5. Buy a diagnostic tool. Also called “code readers,” these tools usually plug in under the instrument panel on the driver’s side of the vehicle. The machine will display a code that will tell you if you have transmission problems. Even if there isn’t an issue with the transmission, the diagnostic tool may be able to help you pinpoint the cause of the problem.
6. Get an extended warranty or vehicle protection plan. When it comes to the value of a VPP, I can speak from personal experience. I resisted buying a minivan for several years. In my mind, they were for soccer moms and seniors. But, when I was expecting my fourth child, I knew it was inevitable. There weren’t very many options that would comfortably fit 2 car seats and 2 booster seats, while also keeping every child beyond arm’s reach of each other (every mother knows what I’m talking about).
So, I finally gave in (kicking and screaming, mind you) and bought my first minivan. The dealership offered a 30-day warranty and we declined to pay the extra for extended coverage. On day 36, the transmission died. There I was, on the side of the road, with four kids and a vehicle that wouldn’t move. Needless to say, this really didn’t do much to improve my feelings about minivans.
Anyway, after paying the towing bill, the transmission specialist told me that the problem was an inexpensive seal. A $10 part in fact. Unfortunately, the entire transmission had to be disassembled to get to the little culprit. $1,600 dollars (plus the $200 for towing) and 10 days later, I was back on the road. Believe me, I really regretted not buying that extended warranty. It definitely would have paid for itself with that one auto transmission repair!

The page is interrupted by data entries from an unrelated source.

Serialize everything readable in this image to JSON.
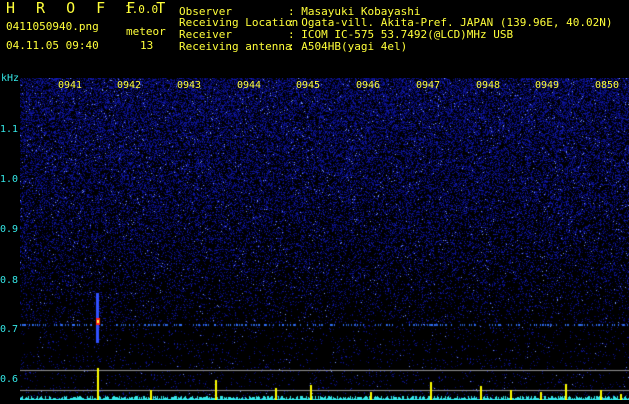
{
  "header": {
    "app_title": "H R O F F T",
    "version": "1.0.0",
    "filename": "0411050940.png",
    "meteor_label": "meteor",
    "datetime": "04.11.05 09:40",
    "meteor_count": "13",
    "info": [
      {
        "label": "Observer",
        "value": ": Masayuki Kobayashi"
      },
      {
        "label": "Receiving Location",
        "value": ": Ogata-vill. Akita-Pref. JAPAN (139.96E, 40.02N)"
      },
      {
        "label": "Receiver",
        "value": ": ICOM IC-575 53.7492(@LCD)MHz USB"
      },
      {
        "label": "Receiving antenna",
        "value": ": A504HB(yagi 4el)"
      }
    ]
  },
  "axes": {
    "y_unit": "kHz",
    "y_ticks": [
      "1.1",
      "1.0",
      "0.9",
      "0.8",
      "0.7",
      "0.6"
    ],
    "x_ticks": [
      "0941",
      "0942",
      "0943",
      "0944",
      "0945",
      "0946",
      "0947",
      "0948",
      "0949",
      "0850"
    ]
  },
  "colors": {
    "background": "#000000",
    "noise": "#1a1aa0",
    "signal_line": "#2a60d0",
    "meteor": "#ff2020",
    "count_bars": "#ffff00",
    "cyan": "#34e7e7",
    "yellow": "#ffff3a"
  }
}
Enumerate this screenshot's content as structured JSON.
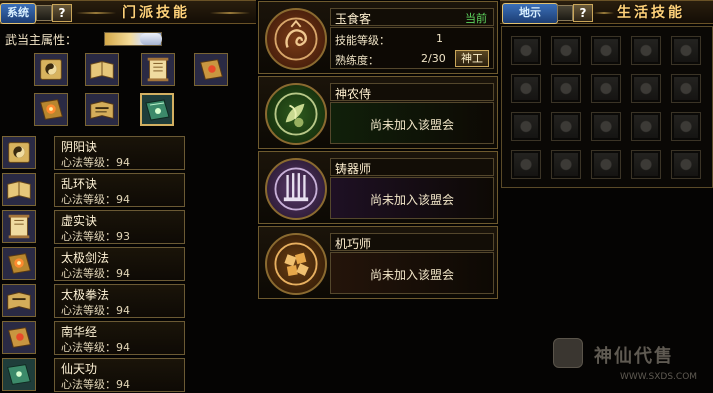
{
  "left_panel": {
    "tab_fragment": "系统",
    "help_label": "?",
    "title": "门派技能",
    "attribute_label": "武当主属性：",
    "icon_grid": [
      {
        "icon": "yinyang-scroll-icon"
      },
      {
        "icon": "open-book-icon"
      },
      {
        "icon": "scroll-icon"
      },
      {
        "icon": "book-icon"
      },
      {
        "icon": "sword-book-icon"
      },
      {
        "icon": "fist-book-icon"
      },
      {
        "icon": "green-book-icon"
      }
    ],
    "skills": [
      {
        "name": "阴阳诀",
        "level": "心法等级：94",
        "icon": "yinyang-scroll-icon"
      },
      {
        "name": "乱环诀",
        "level": "心法等级：94",
        "icon": "open-book-icon"
      },
      {
        "name": "虚实诀",
        "level": "心法等级：93",
        "icon": "scroll-icon"
      },
      {
        "name": "太极剑法",
        "level": "心法等级：94",
        "icon": "sword-book-icon"
      },
      {
        "name": "太极拳法",
        "level": "心法等级：94",
        "icon": "fist-book-icon"
      },
      {
        "name": "南华经",
        "level": "心法等级：94",
        "icon": "book-icon"
      },
      {
        "name": "仙天功",
        "level": "心法等级：94",
        "icon": "green-book-icon"
      }
    ]
  },
  "professions": [
    {
      "name": "玉食客",
      "status": "当前",
      "level_label": "技能等级：",
      "level_value": "1",
      "proficiency_label": "熟练度：",
      "proficiency_value": "2/30",
      "button_label": "神工",
      "emblem": "dragon-emblem-icon",
      "color": "#5a2c14"
    },
    {
      "name": "神农侍",
      "message": "尚未加入该盟会",
      "emblem": "herb-emblem-icon",
      "color": "#1f3f14"
    },
    {
      "name": "铸器师",
      "message": "尚未加入该盟会",
      "emblem": "weapon-rack-emblem-icon",
      "color": "#3a2448"
    },
    {
      "name": "机巧师",
      "message": "尚未加入该盟会",
      "emblem": "gear-emblem-icon",
      "color": "#4a2c0e"
    }
  ],
  "right_panel": {
    "tab_fragment": "地示",
    "help_label": "?",
    "title": "生活技能",
    "empty_slots": 20
  },
  "watermark": {
    "text": "神仙代售",
    "url": "WWW.SXDS.COM"
  }
}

An auto transmission repair bill can be expensive. It is a major system in your car, and it often involves a lot of time and skill to return it to working order. But, many problems can be a result of simple things like dirty, low, or burnt fluid or a plugged filter. So, before trading away your eagerly anticipated girl’s weekend for a costly auto transmission repair, try ruling out these less costly possibilities first. You just might be pleasantly surprised.